**Task brief**: The expected result is the full set of records, copied precisely, with images dropped.

**Collected data**:
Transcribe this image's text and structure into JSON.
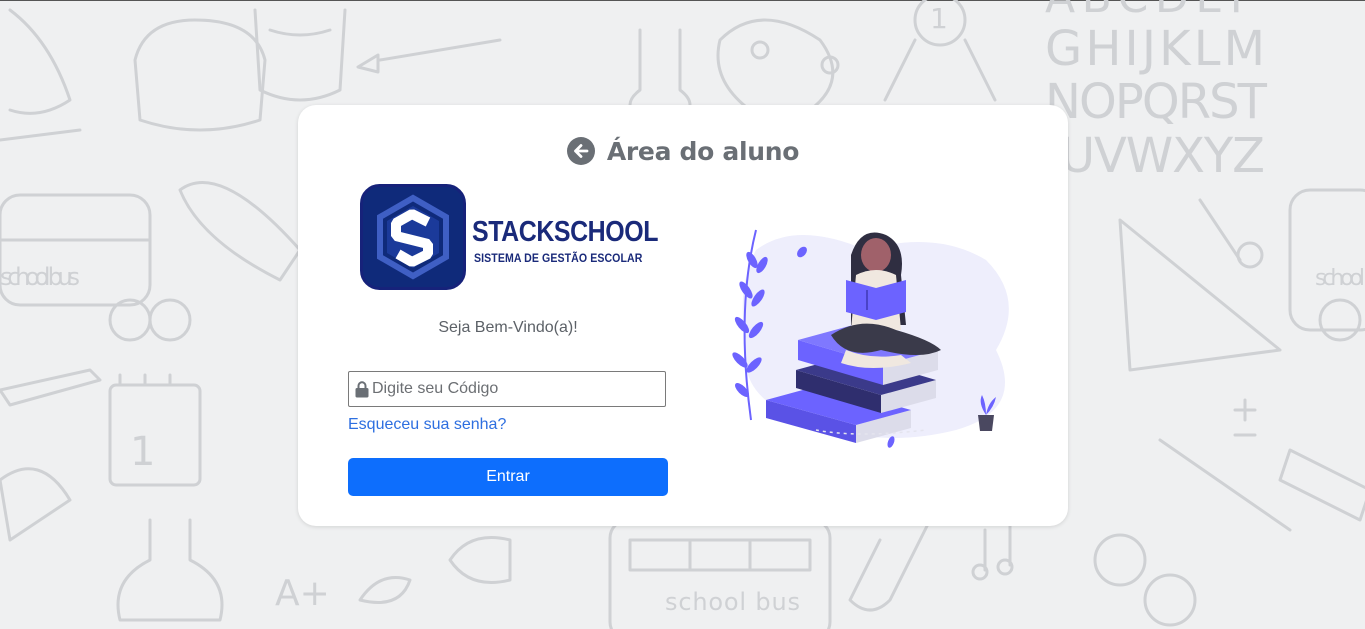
{
  "header": {
    "title": "Área do aluno",
    "back_icon": "arrow-left-circle-icon"
  },
  "logo": {
    "name": "STACKSCHOOL",
    "subtitle": "SISTEMA DE GESTÃO ESCOLAR",
    "colors": {
      "navy": "#0f2a7a",
      "border": "#16227a"
    }
  },
  "welcome_text": "Seja Bem-Vindo(a)!",
  "code_field": {
    "placeholder": "Digite seu Código",
    "value": "",
    "icon": "lock-icon"
  },
  "forgot_password_link": "Esqueceu sua senha?",
  "submit_button": "Entrar",
  "background": {
    "doodle_texts": [
      "ABCDEF",
      "GHIJKLM",
      "NOPQRST",
      "UVWXYZ",
      "school bus",
      "school bus",
      "school",
      "A+",
      "1",
      "1"
    ]
  },
  "colors": {
    "primary": "#0d6efd",
    "link": "#2e6fe0",
    "title": "#6a6f75",
    "illustration_accent": "#6c63ff"
  }
}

**Your solution**:
Transcribe this image's text and structure into JSON.
{
  "header": {
    "title": "Área do aluno",
    "back_icon": "arrow-left-circle-icon"
  },
  "logo": {
    "name": "STACKSCHOOL",
    "subtitle": "SISTEMA DE GESTÃO ESCOLAR",
    "colors": {
      "navy": "#0f2a7a",
      "border": "#16227a"
    }
  },
  "welcome_text": "Seja Bem-Vindo(a)!",
  "code_field": {
    "placeholder": "Digite seu Código",
    "value": "",
    "icon": "lock-icon"
  },
  "forgot_password_link": "Esqueceu sua senha?",
  "submit_button": "Entrar",
  "background": {
    "doodle_texts": [
      "ABCDEF",
      "GHIJKLM",
      "NOPQRST",
      "UVWXYZ",
      "school bus",
      "school bus",
      "school",
      "A+",
      "1",
      "1"
    ]
  },
  "colors": {
    "primary": "#0d6efd",
    "link": "#2e6fe0",
    "title": "#6a6f75",
    "illustration_accent": "#6c63ff"
  }
}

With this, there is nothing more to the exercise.